▶ **ACTIVITY**:
Only a number is wanted here: how many lines in the records below contain the string "true".

Content starts

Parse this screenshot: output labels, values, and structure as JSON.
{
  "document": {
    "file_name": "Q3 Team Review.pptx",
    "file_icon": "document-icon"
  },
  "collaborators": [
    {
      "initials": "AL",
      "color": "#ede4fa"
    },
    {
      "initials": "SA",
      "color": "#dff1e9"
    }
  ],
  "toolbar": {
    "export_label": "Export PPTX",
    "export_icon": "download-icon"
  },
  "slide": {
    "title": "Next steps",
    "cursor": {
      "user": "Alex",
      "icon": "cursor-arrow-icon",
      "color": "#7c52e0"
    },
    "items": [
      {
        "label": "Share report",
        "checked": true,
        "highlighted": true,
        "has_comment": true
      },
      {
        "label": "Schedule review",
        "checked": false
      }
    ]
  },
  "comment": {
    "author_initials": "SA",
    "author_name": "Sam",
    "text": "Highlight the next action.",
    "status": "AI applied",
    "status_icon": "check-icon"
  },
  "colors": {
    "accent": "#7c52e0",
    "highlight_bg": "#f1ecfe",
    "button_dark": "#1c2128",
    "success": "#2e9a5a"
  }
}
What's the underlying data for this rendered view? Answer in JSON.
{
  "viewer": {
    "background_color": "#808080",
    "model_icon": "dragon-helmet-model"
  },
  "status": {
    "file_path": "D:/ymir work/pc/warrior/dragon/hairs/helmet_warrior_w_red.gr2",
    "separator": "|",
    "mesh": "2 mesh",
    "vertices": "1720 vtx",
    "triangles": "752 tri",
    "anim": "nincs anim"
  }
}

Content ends

▶ **RESPONSE TO THIS TASK**:
3